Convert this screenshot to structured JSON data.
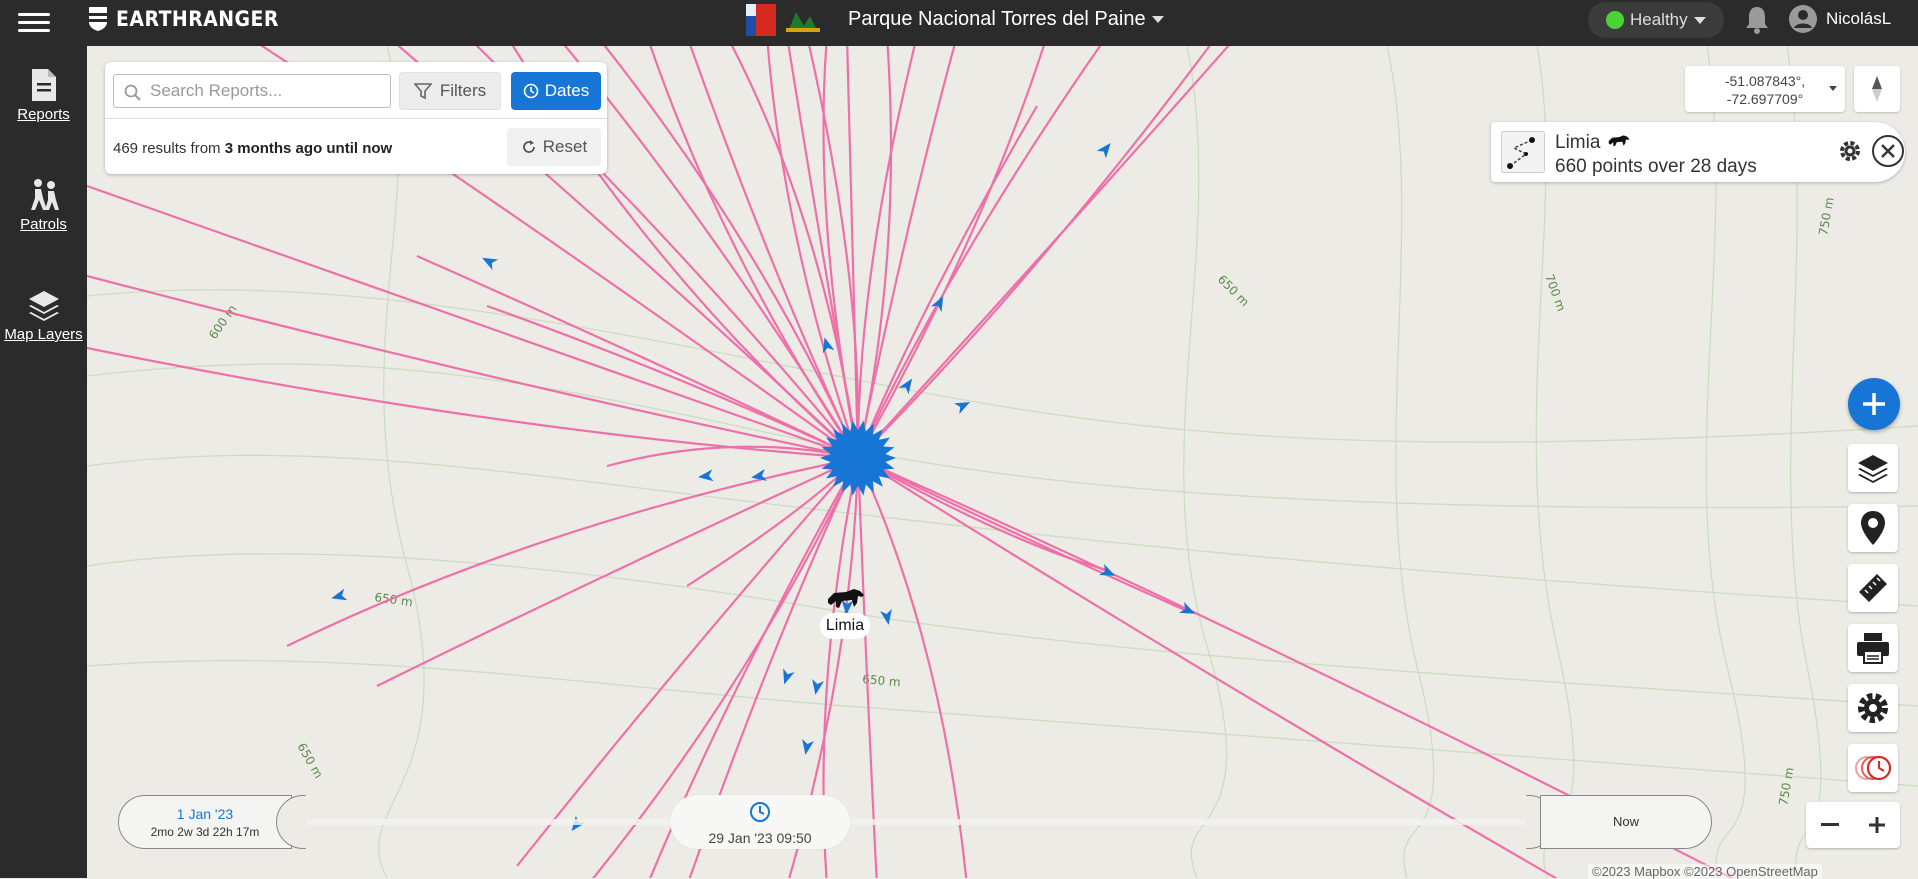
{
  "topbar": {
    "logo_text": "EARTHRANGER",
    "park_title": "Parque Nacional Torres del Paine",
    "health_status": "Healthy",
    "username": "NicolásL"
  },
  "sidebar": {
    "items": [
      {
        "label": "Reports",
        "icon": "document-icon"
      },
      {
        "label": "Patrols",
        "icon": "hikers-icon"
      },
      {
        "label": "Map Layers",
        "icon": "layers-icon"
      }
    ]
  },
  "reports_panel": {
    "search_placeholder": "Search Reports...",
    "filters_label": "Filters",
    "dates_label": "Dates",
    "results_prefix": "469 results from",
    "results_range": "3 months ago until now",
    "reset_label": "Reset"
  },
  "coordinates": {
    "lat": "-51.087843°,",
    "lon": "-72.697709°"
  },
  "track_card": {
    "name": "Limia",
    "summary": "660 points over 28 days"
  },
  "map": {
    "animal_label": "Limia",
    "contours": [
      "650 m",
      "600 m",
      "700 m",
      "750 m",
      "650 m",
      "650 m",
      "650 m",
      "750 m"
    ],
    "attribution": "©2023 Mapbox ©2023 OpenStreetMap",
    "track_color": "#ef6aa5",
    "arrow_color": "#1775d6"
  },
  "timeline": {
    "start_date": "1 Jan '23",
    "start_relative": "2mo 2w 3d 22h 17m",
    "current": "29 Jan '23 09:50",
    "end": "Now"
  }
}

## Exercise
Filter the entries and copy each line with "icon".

## Result
        "icon": "document-icon"
        "icon": "hikers-icon"
        "icon": "layers-icon"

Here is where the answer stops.